Hiring a family member: Tax matters for spouses and kids
Is it a dream of yours to go into business with or work with a family member—a spouse, child, or otherwise? While hiring family members doesn’t make taxes exempt, you should know before taking on family members as employees that there are tax implications when work and family coincide.
When families go into business together, certain employment and tax treatments apply differently than they would a traditional, non-familial working relationship. For instance, the taxes you withhold and report differ from a traditional employee, depending on your familial relationship.
Here are a few examples of family business tax treatments:
Family business tax example #1: Spouses in business together
If you are in an unincorporated business with your spouse and share in the profits and losses;
Then, you are considered partners even if you don’t have a formal partnership agreement. You should report income on a partnership tax return, Form 1065, rather than on a Schedule C in the name of just one spouse. Your shares of partnership income and expenses are “passed through” to each person individually on a Schedule K-1.
If you and your spouse are eligible for qualified joint venture treatment;
Then, you and your spouse may elect to be a qualified joint venture instead of a partnership.
Businesses owned by spouses as co-owners and that aren’t in the name of a state law entity, such as a limited partnership or limited liability company (LLC), are eligible for the qualified joint venture election, according to the IRS. Each spouse should report income on a Schedule C.
Family business tax example #2: One spouse is employed by another
If you employ your spouse;
Then, your spouse’s wages are subject to income tax withholding and Social Security and Medicare taxes but not to the Federal Unemployment Tax Act (FUTA).
Family business tax example #3: Your child is employed by you
The benefit of hiring a child into a family-owned business includes introducing them to the ropes of the business world and carrying on the business for many generations.
If your child (who is under 18) is employed by the family business and you are a sole proprietorship or a partnership in which each partner is a parent of the child;

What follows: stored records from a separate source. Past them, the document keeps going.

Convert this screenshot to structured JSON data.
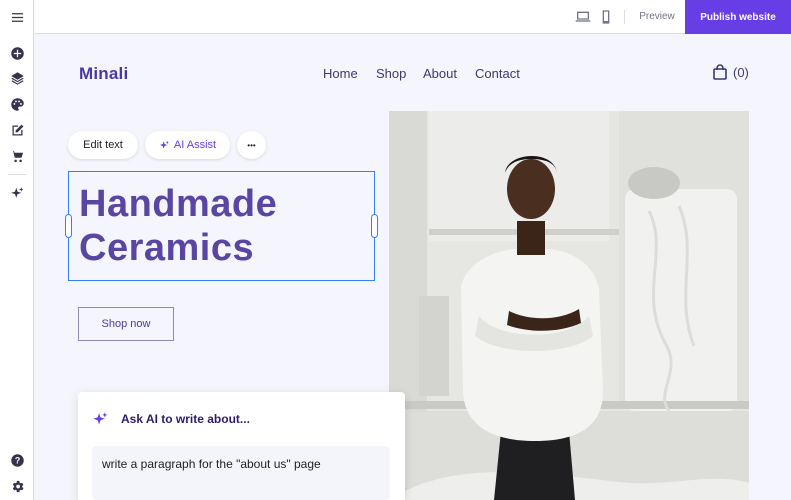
{
  "topbar": {
    "devices": [
      "desktop-icon",
      "mobile-icon"
    ],
    "preview_label": "Preview",
    "publish_label": "Publish website",
    "accent": "#673de6"
  },
  "sidebar": {
    "items": [
      "menu-icon",
      "add-icon",
      "layers-icon",
      "palette-icon",
      "edit-icon",
      "cart-icon",
      "ai-sparkle-icon",
      "help-icon",
      "settings-icon"
    ]
  },
  "site": {
    "logo": "Minali",
    "nav": [
      "Home",
      "Shop",
      "About",
      "Contact"
    ],
    "cart_count": "(0)",
    "heading_line1": "Handmade",
    "heading_line2": "Ceramics",
    "shop_button": "Shop now",
    "heading_color": "#5a45a3"
  },
  "toolbar": {
    "edit_text": "Edit text",
    "ai_assist": "AI Assist",
    "more": "•••"
  },
  "ai_panel": {
    "title": "Ask AI to write about...",
    "input_value": "write a paragraph for the \"about us\" page"
  }
}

Then, payments for the services of a child aren’t subject to Social Security and Medicare taxes. Also, if the child is under 21, wages aren’t subject to FUTA.
Remember: Your child’s work must be legitimate and the amount you pay them must be reasonable for the wages to be tax-deductible. You should check the rules of the state you reside in for how many hours children can work in non-agricultural jobs. Reference the Fair Labor Standards Act for information on limitations on the kinds of work children can perform.
Family business tax example #4: You are employed by a child
Now, let’s flip the scenario…
If you are employed by one of your children;
Then, your wages are subject to income tax withholding and Social Security and Medicare taxes but not to FUTA.
Is there a family tax credit?
Sometimes, clients ask us if they get a tax break related to hiring family members. Unfortunately, there is not a family tax credit for families working together.
But don’t be discouraged if you’re looking for ways to lower your business taxes. In fact, there are many small business tax deductions as a business owner.
Need help with hiring family members and taxes?
Navigating taxes for a family business can be tricky. Remember, you can always get help from one of our small business certified tax professionals. Whether it’s taxes, bookkeeping, or payroll, we can help your small business so you can get back to the business tasks you love.